Basically all other major highlights from the “ginormous” user event revolved around Oracle’s “complete, open, and integrated” product strategy across the board. Some of these highlights would be the Specialized Oracle Partner Network (OPN) Program for 25,000 OPN partners, or the quite anticipated Larry Ellison’s explanation of the upcoming first generation of Oracle Fusion Applications.

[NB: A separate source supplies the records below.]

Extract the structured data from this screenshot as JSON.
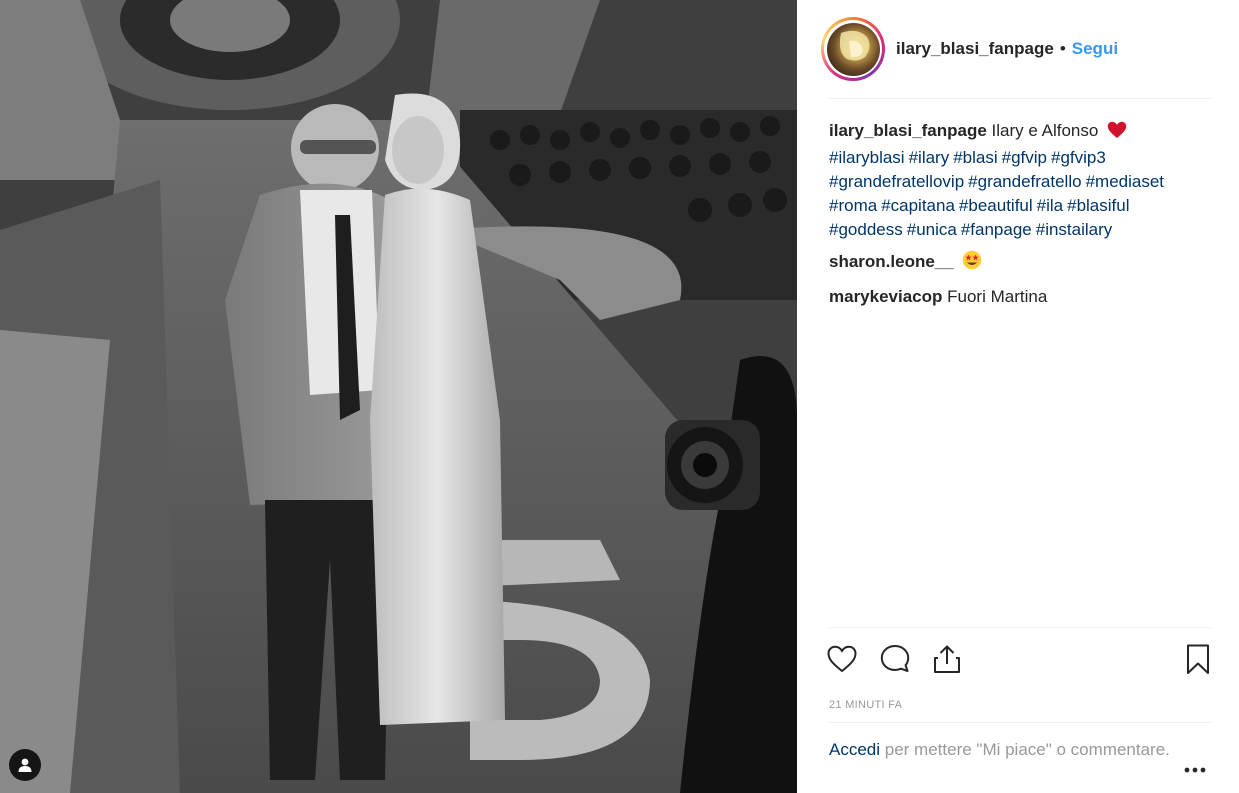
{
  "header": {
    "username": "ilary_blasi_fanpage",
    "separator": "•",
    "follow_label": "Segui"
  },
  "caption": {
    "username": "ilary_blasi_fanpage",
    "text": "Ilary e Alfonso",
    "emoji": "red-heart-icon",
    "hashtags": [
      "#ilaryblasi",
      "#ilary",
      "#blasi",
      "#gfvip",
      "#gfvip3",
      "#grandefratellovip",
      "#grandefratello",
      "#mediaset",
      "#roma",
      "#capitana",
      "#beautiful",
      "#ila",
      "#blasiful",
      "#goddess",
      "#unica",
      "#fanpage",
      "#instailary"
    ]
  },
  "comments": [
    {
      "username": "sharon.leone__",
      "text": "",
      "emoji": "star-struck-icon"
    },
    {
      "username": "marykeviacop",
      "text": "Fuori Martina"
    }
  ],
  "actions": {
    "icons": [
      "heart-icon",
      "comment-icon",
      "share-icon",
      "bookmark-icon"
    ]
  },
  "timestamp": "21 MINUTI FA",
  "footer": {
    "login_link": "Accedi",
    "login_text": " per mettere \"Mi piace\" o commentare.",
    "more_icon": "more-options-icon"
  },
  "colors": {
    "link_blue": "#3897f0",
    "hashtag_blue": "#003569",
    "muted_gray": "#999999",
    "heart_red": "#d1122e"
  }
}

Still, my special interest at this overwhelming multi-day event (with over 40,000 attendees, it likely made San Francisco residents feel sort of besieged) was about Oracle’s continued efforts to become more attractive and appetizing to small and medium enterprises (SMEs). My recent blog post featured Oracle’s VAD Remarketer program targeted at the low-end of the market. The current figures are over 1,200 recruited Remarketers and over 2,000 placed orders for the (primarily technology infrastructure) products that fall under the ORACLE 1-CLICK ORDERING program since its launch over three years ago.
Part 3 of this blog series analyzed the ever-evolving user interface (UI) and visualization technologies, and related approaches of Microsoft and other independent software vendors (ISVs). Lawson Smart Office and IFS’ Project Aurora (including the first Project’s delivery, IFS Enterprise Explorer [IEE]) were described.

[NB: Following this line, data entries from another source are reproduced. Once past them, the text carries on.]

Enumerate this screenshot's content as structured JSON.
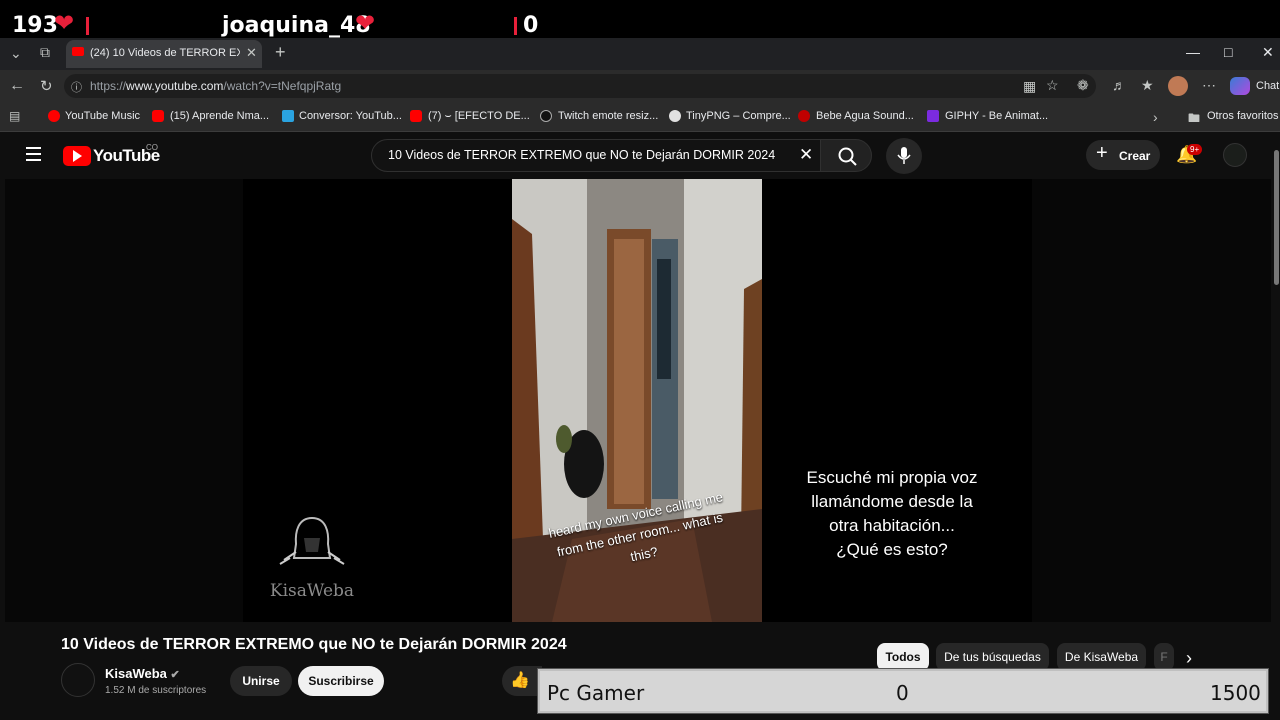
{
  "overlay": {
    "likes_count": "193",
    "username": "joaquina_48",
    "right_count": "0",
    "heart_color": "#e8203a"
  },
  "browser": {
    "active_tab_title": "(24) 10 Videos de TERROR EXTREMO",
    "url_prefix": "https://",
    "url_host": "www.youtube.com",
    "url_path": "/watch?v=tNefqpjRatg",
    "chat_label": "Chat",
    "bookmarks": [
      "YouTube Music",
      "(15) Aprende Nma...",
      "Conversor: YouTub...",
      "(7) ⌣ [EFECTO DE...",
      "Twitch emote resiz...",
      "TinyPNG – Compre...",
      "Bebe Agua Sound...",
      "GIPHY - Be Animat..."
    ],
    "other_bookmarks": "Otros favoritos"
  },
  "youtube": {
    "logo_text": "YouTube",
    "country_code": "CO",
    "search_value": "10 Videos de TERROR EXTREMO que NO te Dejarán DORMIR 2024",
    "create_label": "Crear",
    "notif_badge": "9+",
    "brand_color": "#ff0000"
  },
  "video": {
    "overlay_text_en": "heard my own voice calling me from the other room... what is this?",
    "subtitle_es_lines": [
      "Escuché mi propia voz",
      "llamándome desde la",
      "otra habitación...",
      "¿Qué es esto?"
    ],
    "watermark": "KisaWeba",
    "title": "10 Videos de TERROR EXTREMO que NO te Dejarán DORMIR 2024"
  },
  "channel": {
    "name": "KisaWeba",
    "subscribers": "1.52 M de suscriptores",
    "join_label": "Unirse",
    "subscribe_label": "Suscribirse"
  },
  "chips": [
    "Todos",
    "De tus búsquedas",
    "De KisaWeba",
    "F"
  ],
  "pc_gamer": {
    "label": "Pc Gamer",
    "current": "0",
    "goal": "1500"
  }
}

Shedding Some “Northern Star” Light on IEE
For IEE IFS uses Microsoft ClickOnce, which is a technology designed to perform web-based deployment of rich applications. Basically the authorized user clicks on a link and the application loads straight from the web server without needing to be installed and distributed via CDs (like traditional client/server applications). It works similar to the counterpart Java Web Start or Adobe Flash technologies. Read the rest of this entry »

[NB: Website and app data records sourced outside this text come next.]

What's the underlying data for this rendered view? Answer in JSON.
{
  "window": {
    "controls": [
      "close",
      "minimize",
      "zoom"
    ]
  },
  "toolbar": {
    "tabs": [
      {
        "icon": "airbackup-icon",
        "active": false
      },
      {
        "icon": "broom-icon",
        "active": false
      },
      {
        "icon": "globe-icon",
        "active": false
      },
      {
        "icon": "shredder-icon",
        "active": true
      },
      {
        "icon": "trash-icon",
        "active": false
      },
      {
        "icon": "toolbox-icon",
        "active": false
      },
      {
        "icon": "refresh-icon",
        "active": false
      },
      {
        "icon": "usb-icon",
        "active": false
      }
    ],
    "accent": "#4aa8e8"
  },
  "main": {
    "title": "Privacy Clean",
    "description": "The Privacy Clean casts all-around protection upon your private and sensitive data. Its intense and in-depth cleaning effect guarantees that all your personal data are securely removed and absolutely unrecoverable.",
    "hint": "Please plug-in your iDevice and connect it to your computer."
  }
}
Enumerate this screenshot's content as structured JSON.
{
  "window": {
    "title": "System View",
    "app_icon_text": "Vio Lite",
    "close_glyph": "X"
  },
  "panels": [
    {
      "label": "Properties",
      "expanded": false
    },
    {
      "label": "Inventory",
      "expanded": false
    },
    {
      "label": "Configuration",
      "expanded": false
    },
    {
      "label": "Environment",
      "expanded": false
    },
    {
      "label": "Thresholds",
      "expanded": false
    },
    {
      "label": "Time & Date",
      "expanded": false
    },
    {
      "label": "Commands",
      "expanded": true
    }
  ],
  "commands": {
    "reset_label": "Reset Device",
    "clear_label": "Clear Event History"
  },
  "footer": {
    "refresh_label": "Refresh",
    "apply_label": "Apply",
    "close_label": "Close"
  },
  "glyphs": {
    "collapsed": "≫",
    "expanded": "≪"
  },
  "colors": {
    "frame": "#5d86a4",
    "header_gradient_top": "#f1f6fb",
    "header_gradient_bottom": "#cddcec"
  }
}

Part 2 of this blog series analyzed Microsoft platform parts that are slated for shared use within the Microsoft Dynamics family of products. Particular attention was given to Microsoft SQL Server, SharePoint, and parts of Microsoft .NET Framework.
What About Visualization and User Interface (UI) Technologies?
However, what has somewhat intrigued me is Microsoft’s not-so-vocal touting and promoting of Windows Presentation Foundation (WPF), although it is an intrinsic part of the .NET Framework. In fact, to the best of my knowledge, the tool has not yet been used within the Dynamics set in earnest, although Lawson Software and Verticent would be the two independent software vendors (ISV) that I am aware of deploying it. Read the rest of this entry »
Generally, I would venture to say any website that uses a little more interactive and dynamic technology (i.e. not just publishing “flat” HyperText Markup Language [HTML] pages) and supports some kind of online commerce, community, or other value-added activity that is enabled by the network would have Web 2.0 traits. But, is it still more buzzword than anything else, and is it being used to put “lipstick on a lot of pigs” even now?
Or, is Web 2.0 a genuine set of technologies that can even provide the “richness” of traditional desktop applications (read Microsoft Office) to the Web-based applications, without all the price and/or performance pitfalls/traps that are often associated with Office Business Applications (OBA)? At least we need to keep a close eye on how the next generation of office workers are using social networking sites/communities like Tagging, Facebook, Twitter, Instant Messenger (IM), etc., as they can give us a clue how effective collaboration should be driven into next generation of enterprise applications (of course, provided the security and privacy standards have been met). Read the rest of this entry »